I touched on it briefly earlier, but here is what we’ve learned so far. Rookie quarterbacks average deeper throws, complete fewer passes, “waste” more throws, scramble more often, throw more interceptions, and are more likely to be sacked. It makes sense. As quarterbacks become more experienced, they rely on safer, shorter throws rather than aborting the pocket in order to scramble, or find an open receiver, which sometimes leads to additional throw aways and hits. The safer, shorter throws lead to more completions, but fewer yards and turnovers.
In part two of our feature, we’ll take a look at pass distribution based on where the target lined up on the field.
Key: Back = Player lined up in the backfield. Wide = Player lined up out wide, not including the slot. Slot = Players lined up in the slot. In Line = Players lined up on the line. This usually will only include tight ends.
Although this chart proves useful on a quarterback-to-quarterback basis, there’s not much to be learned here related to rookie play as a whole. If we compare all rookie season data to post-rookie season data, we get the same splits for both: 19 percent to backs, 42 percent to targets out wide, 26 percent to slot receivers, and 13 percent to in-line tight ends. Rookie-to-sophomore data shows a slight year-two boost for players lined up out wide, with slot receivers losing slightly. It’s not statistically relevant.
Of all 11 quarterbacks, six (or 55 percent) threw to a back more often in their second season. Five quarterbacks (or 45 percent) saw a higher mark in each of the other three categories. Had we been analyzing an even number of quarterbacks, odds are good that we’d be looking at, at least, a handful of 50:50 splits.
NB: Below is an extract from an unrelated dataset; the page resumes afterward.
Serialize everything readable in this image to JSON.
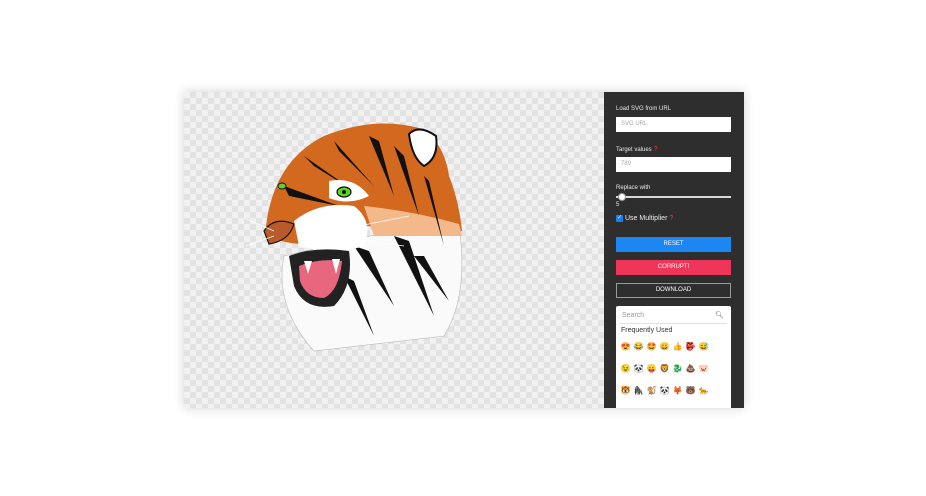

Again, there’s not much here we can use to project rookie-to-sophomore progression.
Finally, we can compare the rookie data to each quarterback’s future splits. Of our seven experienced quarterbacks, four (or 57 percent) targeted backs more often in year two. Three (or 43 percent) went “wide” or to an in-line tight end more often. Only two (or 29 percent) relied on slot receivers more often. Considering how close most everything we looked at in this section is to 50 percent, not much stock should be put in the slight drops to slot receivers. It’s worth keeping in the back of your mind, though, as we can re-examine this topic again down the road.
Follow Mike Clay on Twitter at @MikeClayNFL